"What is fame? What does it even mean? Once I have it? Am I able to determine how much of it I want, you know, and once I have it, can I give it back? Like do I have to keep it if I don't like it, and it's a weird thing to sort of be in in the middle of again, I have never thought much of it," she said.
Anna Baryshnikov, who plays Lavinia, also commented on how Emily's quest for fame has impacted her character, which is that Emily's search has inspired Lavinia to start asking some questions of her own and affects Lavinia's burgeoning romance with Henry 'Ship' Shipley.
Baryshnikov said Ship, played by Pico Alexander, was a real person in Austin's class at Amherst College and had an affair with famous burlesque dancer Lola Montez.
In the series, Ship rents a room at the Dickinsons, and Baryshnikov said through this relationship may offer an explanation for why the real Lavinia Dickinson never married.
"It's really fun because a question that I've had about Lavinia since we started the series. Emily was this genius poet, so we understand why she didn't get married. She lived in her parents' house and didn't have children. She was incredibly dedicated to her work."
"But Lavinia, it's kind of a question mark, why she ended up becoming her sister's caretaker and not having a family of her own when that was what was expected of her and the time period."

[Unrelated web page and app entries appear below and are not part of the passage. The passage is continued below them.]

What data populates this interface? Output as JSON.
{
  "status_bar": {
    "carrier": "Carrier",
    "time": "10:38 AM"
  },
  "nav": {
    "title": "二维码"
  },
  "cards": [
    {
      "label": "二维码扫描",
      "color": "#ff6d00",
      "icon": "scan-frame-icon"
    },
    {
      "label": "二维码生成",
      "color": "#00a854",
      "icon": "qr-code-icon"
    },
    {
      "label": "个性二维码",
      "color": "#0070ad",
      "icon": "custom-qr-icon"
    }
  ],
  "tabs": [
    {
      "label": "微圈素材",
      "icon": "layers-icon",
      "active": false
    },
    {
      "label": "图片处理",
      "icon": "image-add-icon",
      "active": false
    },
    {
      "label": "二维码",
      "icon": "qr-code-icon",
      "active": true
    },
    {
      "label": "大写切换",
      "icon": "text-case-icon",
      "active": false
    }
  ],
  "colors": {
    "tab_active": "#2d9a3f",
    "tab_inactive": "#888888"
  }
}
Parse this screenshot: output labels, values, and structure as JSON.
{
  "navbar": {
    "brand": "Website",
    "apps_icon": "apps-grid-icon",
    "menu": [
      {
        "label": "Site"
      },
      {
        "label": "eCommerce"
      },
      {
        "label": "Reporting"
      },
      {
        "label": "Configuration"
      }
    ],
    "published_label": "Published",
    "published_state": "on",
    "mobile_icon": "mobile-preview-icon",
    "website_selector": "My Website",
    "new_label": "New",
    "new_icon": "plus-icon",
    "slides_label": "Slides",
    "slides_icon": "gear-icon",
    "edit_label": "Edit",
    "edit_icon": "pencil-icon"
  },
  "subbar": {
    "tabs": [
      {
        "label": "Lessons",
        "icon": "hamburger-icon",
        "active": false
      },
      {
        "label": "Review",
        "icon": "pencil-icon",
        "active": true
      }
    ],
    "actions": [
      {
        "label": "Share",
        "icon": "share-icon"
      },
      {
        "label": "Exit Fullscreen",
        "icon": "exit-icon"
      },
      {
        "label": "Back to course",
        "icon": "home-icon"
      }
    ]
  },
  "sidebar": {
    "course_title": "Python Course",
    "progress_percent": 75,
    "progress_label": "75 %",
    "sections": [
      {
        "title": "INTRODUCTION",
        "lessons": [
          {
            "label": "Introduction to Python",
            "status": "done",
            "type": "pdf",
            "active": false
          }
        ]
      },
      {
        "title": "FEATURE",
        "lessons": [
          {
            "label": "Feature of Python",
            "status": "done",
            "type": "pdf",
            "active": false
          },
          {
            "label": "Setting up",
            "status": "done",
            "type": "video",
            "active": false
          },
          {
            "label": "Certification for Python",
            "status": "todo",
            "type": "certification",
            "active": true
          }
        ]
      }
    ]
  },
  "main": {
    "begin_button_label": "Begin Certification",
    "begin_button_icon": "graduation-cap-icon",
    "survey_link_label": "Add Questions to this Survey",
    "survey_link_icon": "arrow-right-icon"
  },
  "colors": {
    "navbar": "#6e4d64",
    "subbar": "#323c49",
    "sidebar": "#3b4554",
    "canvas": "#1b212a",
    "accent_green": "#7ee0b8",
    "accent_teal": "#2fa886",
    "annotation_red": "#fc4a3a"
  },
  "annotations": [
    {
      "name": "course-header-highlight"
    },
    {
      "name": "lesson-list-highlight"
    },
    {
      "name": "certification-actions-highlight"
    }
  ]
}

"And I love that, in her relationship with Henry 'Ship' Shipley, we start to see how that might have been a choice. And she might have been, also like her sister, unable to fit into the parameters of womanhood during this time," she said.
Creator Alena Smith added that this season sees Lavinia evolving from a boy-crazed girl to a more culturally progressive and feminist woman, saying Lavinia definitely has been influenced by her sister.
Though Emily and Lavinia's relationship has been strained a bit in the past, what with Lavinia taking a dislike of Emily's oddness, both actresses agree the sisters grow closer this season.
"They start as such completely different women and Lavinia is definitely a little resentful of how othered Emily is and how strange she makes their family scene. And then I think we have the joy of playing the slow burn of them getting a much much much closer," Baryshnikov said.
"I love the dynamic between the two of them. And I know that I'd love to see it grow even more," said Steinfeld.
"I think there's a real love between the two of them, and it grows. It goes from one thing to another to the next."
"And I think much like sibling dynamics, you know that they shift that they're always going to love each other. They're always going to be sisters, but I'm excited to see where they go together," she said.
Lastly, Smith said this season also delves a little more into Emily's relationship with her father Edward, who was adamant about his daughter not publishing her poems during the first season.
"We definitely get a different insight into Emily and her father's relationship in season two.
"And I really was excited to show a more tender and compassionate relationship between the two of them because as I say, again, families are complicated and the person that you have the worst fights with, you can wake up the next morning and be laughing with you know, and so on.
"I wanted to reveal that, you know, they actually have a lot in common. And that's, I mean, that was even there in season one and the fact that you know, Edward, so strongly disapproved of Emily's writing, but he obviously also knew that she was really gifted, which is a dynamic that I think can happen in families," she said.
So what do you think, TV Fanatics?
What are you most excited about this season?
Who is the character you're most looking forward to seeing?
What else do you want to know?
Hit the comments below to let me know your thoughts.
Jessica Lerner was a staff writer for TV Fanatic. She retired in October 2021.